This elusive woodland predator is making a comeback, with a little help from us.

Scientific name: Martes martes

Family: Mustelidae


Pine Martens are mustelids (members of the weasel family) and have the long, slender body that is typical of this group. They have dark brown fur, with a white/yellow throat patch and bushy tail. Weighing 1-2kg and 60-70cm long, they are about the size of a small cat.

Where and how to spot

Once found across the UK, hunting and the destruction of woodland meant that by the 20th century, pine martens only survived in the Scottish Highlands and tiny areas of Wales and northern England. Now legally protected, the species is expanding its range in Scotland, but remains very rare in England and Wales. However, there are some encouraging signs. Martens have recently been spotted in Shropshire, Northumberland and Yorkshire, and the Woodland Trust is supporting a restoration programme in Wales (you can find out the latest on the project here). It is hoped that a restoration project in the Forest of Dean will go ahead in the near future, further strengthening the pine marten population outside of Scotland.

Woodland is prime pine marten habitat and the species spends much of its time in trees. Shy and primarily nocturnal, it is challenging to spot without a huge stroke of luck. Coed Hafod y Llyn in Wales and Glen Devon Woodlands in Scotland are two of our sites where martens can be found.


Pine Martens will hunt a range of small mammals including voles, rabbits and hares. They will also take birds and their eggs, as well as berries. Research has suggested the presence of pine martens can be beneficial for the endangered red squirrel. This is because predation by martens has been found to suppress the population of non-native grey squirrels, which outcompete and spread disease to the native reds.

Behaviour and breeding

Martens live a solitary existence, only coming together to mate. Typically, a litter of three young, known as kits, will be born in spring, becoming independent around six months later. Martens spend a lot of time in trees, often sleeping and raising their young in tree cavities, meaning ancient woodland is an ideal habitat. However, the majority of hunting is thought to take place on the ground.


Pine martens have faced multiple threats for many years. It’s critically endangered in England and Wales as much of its woodland habitat has been lost. Now a protected species, their numbers are on the increase, but dangers are still present.

One of the biggest is habitat loss, as pine martens rely on woodland with good tree cover in order to survive.
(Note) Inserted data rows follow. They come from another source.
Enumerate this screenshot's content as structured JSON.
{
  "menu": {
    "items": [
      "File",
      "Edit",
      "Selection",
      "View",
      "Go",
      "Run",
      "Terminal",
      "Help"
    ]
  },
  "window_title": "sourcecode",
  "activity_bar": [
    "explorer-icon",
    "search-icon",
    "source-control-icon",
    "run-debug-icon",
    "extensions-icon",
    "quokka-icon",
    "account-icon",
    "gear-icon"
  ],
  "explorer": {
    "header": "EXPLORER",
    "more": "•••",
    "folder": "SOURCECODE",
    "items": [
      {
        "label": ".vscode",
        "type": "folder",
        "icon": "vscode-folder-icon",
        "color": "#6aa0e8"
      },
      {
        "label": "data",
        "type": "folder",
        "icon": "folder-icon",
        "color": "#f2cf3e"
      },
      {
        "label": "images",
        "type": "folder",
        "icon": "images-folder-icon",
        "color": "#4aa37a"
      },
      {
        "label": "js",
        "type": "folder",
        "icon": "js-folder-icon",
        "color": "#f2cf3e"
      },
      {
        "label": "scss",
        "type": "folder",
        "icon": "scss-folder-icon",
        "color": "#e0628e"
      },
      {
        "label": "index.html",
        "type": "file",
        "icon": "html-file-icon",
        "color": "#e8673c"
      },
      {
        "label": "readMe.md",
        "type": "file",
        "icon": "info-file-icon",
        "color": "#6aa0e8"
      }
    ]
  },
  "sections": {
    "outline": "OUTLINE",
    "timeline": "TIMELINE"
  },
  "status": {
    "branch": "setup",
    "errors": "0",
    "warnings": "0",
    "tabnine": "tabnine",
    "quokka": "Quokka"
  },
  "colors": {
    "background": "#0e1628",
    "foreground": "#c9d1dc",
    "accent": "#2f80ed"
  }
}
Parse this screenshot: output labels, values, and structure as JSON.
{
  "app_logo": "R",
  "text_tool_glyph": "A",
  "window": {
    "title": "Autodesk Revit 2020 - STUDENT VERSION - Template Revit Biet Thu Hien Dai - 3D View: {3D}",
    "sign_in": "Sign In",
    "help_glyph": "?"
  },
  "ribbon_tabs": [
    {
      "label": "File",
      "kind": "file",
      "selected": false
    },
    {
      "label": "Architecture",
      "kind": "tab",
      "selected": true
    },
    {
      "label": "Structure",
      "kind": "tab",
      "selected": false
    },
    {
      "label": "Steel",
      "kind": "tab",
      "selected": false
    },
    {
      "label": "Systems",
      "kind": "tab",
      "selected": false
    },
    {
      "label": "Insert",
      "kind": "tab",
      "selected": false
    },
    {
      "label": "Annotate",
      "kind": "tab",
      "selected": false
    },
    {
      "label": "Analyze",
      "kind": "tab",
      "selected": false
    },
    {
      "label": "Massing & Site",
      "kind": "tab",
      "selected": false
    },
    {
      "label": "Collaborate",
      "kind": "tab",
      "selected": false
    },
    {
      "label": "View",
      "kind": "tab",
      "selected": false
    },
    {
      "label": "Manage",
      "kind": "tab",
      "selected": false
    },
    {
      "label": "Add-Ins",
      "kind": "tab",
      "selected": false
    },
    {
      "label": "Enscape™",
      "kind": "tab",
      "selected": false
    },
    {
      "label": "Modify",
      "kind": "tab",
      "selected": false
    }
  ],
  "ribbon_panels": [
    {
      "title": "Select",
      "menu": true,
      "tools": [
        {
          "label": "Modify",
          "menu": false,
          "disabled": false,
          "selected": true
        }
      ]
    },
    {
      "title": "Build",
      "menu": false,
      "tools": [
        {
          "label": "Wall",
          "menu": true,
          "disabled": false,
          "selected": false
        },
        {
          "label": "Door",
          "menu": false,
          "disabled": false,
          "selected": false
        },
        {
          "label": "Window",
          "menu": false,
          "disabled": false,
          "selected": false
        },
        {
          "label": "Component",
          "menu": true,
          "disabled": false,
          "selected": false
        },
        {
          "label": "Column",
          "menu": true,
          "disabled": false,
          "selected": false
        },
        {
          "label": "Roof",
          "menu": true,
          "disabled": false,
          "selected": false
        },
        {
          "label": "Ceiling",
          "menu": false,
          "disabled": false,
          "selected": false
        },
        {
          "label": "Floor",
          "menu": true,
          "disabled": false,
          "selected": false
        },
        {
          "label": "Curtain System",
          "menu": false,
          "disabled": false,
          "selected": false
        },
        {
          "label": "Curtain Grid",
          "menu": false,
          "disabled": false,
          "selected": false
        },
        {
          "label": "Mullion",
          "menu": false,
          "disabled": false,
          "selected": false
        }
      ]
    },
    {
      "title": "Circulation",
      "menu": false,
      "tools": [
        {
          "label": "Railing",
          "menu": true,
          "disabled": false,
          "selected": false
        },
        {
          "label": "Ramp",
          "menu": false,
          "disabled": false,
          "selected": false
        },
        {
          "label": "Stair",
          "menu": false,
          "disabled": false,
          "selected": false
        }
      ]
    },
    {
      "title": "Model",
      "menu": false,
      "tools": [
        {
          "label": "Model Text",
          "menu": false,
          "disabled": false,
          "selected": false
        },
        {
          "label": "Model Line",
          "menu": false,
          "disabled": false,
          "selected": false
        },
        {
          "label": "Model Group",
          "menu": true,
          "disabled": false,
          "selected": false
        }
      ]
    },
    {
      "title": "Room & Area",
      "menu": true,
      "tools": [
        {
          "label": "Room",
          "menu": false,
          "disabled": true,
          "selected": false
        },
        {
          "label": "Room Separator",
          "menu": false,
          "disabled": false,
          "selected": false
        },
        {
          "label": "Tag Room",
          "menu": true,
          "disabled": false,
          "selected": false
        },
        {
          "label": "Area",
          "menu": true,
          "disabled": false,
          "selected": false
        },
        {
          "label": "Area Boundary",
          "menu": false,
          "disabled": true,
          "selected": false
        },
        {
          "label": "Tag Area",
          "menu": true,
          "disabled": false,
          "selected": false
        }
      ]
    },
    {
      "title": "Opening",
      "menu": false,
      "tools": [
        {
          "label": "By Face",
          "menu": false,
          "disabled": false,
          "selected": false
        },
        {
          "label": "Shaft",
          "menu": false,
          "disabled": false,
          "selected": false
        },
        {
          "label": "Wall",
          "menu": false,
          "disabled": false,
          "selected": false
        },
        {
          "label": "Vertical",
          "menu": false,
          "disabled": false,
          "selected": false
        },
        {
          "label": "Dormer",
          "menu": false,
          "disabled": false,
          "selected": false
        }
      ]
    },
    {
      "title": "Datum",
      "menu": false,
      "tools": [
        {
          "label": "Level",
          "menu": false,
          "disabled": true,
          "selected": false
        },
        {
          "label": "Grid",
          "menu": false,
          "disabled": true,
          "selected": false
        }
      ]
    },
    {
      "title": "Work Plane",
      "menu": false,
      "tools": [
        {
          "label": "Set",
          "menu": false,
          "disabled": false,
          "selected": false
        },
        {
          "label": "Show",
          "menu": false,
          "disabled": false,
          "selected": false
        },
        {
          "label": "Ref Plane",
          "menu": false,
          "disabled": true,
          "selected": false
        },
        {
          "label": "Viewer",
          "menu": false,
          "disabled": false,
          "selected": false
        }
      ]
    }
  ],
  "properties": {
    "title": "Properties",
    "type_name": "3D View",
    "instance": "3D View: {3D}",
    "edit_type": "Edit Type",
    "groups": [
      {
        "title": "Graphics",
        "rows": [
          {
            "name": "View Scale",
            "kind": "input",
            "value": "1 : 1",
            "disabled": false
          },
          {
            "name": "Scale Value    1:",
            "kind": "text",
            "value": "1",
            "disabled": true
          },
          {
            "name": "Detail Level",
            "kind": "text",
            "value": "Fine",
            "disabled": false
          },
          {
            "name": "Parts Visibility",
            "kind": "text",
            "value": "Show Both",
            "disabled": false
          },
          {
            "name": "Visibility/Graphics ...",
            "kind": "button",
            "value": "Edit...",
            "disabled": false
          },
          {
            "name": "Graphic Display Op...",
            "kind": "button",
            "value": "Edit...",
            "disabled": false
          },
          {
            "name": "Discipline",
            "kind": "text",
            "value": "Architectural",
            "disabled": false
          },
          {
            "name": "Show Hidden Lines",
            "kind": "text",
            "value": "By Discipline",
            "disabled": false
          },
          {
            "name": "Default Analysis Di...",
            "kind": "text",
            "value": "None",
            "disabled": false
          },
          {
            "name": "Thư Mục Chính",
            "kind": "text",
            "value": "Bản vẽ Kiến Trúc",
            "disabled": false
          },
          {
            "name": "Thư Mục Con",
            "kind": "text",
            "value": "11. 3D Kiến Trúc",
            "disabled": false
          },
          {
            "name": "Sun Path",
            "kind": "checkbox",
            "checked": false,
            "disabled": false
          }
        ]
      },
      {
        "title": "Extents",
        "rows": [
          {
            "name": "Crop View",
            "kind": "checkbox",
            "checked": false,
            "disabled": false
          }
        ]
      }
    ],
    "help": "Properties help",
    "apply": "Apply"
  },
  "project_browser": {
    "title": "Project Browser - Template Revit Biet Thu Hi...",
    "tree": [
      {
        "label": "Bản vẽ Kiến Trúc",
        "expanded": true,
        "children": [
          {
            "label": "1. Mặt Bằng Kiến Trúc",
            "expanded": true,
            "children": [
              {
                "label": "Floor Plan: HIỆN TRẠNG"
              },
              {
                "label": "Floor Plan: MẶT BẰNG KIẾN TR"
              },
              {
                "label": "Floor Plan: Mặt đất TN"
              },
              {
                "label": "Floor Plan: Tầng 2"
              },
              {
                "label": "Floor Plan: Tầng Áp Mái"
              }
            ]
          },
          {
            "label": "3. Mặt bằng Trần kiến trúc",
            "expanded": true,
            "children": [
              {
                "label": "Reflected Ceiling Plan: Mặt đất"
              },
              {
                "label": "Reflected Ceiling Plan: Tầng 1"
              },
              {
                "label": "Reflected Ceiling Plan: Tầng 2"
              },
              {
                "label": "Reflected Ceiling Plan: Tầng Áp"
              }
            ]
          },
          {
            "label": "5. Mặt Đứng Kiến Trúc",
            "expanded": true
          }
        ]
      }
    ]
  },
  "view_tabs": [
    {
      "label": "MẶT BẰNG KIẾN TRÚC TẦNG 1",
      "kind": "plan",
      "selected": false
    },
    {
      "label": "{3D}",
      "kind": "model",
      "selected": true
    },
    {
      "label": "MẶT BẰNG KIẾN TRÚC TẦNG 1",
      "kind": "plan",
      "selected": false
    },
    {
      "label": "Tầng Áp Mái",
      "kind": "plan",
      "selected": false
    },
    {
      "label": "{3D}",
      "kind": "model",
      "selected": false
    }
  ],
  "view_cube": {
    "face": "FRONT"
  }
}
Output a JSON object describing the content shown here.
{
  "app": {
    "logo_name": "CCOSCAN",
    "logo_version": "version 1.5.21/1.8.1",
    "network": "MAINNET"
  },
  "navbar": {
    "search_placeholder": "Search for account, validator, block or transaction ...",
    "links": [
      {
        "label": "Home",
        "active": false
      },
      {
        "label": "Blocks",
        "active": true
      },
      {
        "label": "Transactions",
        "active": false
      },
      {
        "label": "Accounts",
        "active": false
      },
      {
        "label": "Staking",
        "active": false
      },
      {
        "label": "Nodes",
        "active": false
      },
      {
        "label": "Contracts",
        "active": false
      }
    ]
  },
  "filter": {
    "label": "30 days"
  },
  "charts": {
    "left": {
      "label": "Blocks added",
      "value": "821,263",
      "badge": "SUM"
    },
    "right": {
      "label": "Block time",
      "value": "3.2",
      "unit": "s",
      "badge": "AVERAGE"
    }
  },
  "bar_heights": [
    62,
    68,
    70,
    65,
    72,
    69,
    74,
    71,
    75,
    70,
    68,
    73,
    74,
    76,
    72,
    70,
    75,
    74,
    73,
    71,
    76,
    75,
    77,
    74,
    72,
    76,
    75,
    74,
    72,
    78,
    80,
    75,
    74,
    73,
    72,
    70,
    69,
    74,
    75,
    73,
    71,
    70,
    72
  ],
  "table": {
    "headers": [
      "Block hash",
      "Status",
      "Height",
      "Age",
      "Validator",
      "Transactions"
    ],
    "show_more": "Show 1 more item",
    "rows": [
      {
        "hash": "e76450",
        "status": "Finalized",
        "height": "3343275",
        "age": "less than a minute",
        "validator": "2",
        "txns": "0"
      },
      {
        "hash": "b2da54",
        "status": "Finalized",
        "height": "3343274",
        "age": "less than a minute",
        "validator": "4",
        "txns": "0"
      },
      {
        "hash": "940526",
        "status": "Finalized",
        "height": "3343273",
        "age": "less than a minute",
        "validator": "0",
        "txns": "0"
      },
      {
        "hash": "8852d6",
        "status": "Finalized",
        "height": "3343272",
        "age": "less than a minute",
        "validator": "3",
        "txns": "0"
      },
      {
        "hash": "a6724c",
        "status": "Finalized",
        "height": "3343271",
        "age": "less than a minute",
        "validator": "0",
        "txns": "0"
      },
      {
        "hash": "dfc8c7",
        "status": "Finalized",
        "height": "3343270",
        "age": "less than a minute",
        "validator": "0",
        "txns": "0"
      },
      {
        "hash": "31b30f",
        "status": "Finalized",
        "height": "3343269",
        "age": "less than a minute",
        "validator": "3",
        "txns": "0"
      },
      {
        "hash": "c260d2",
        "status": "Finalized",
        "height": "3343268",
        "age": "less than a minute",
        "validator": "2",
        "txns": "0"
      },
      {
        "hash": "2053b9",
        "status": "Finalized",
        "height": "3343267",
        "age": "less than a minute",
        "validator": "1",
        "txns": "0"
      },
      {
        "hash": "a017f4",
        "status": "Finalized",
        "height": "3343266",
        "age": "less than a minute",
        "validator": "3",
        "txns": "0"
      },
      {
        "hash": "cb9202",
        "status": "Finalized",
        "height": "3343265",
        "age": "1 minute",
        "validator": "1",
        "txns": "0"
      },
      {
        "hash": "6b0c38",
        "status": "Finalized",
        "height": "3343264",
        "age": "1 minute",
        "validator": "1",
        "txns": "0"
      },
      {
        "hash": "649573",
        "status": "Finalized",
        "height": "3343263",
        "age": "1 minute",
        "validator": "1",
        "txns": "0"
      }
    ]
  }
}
Pine martens may also be illegally killed due to predation of gamebirds, or caught in traps meant for other species.

Did you know?

  • Male pine martens may require 200ha of woodland for their territory.
  • Pine martens can be found throughout Europe, western Russia and parts of the Middle East.
  • There are eight species of marten across the world, including the sable, which is famed for its fur, and the fisher, which can reach a weight of 6kg!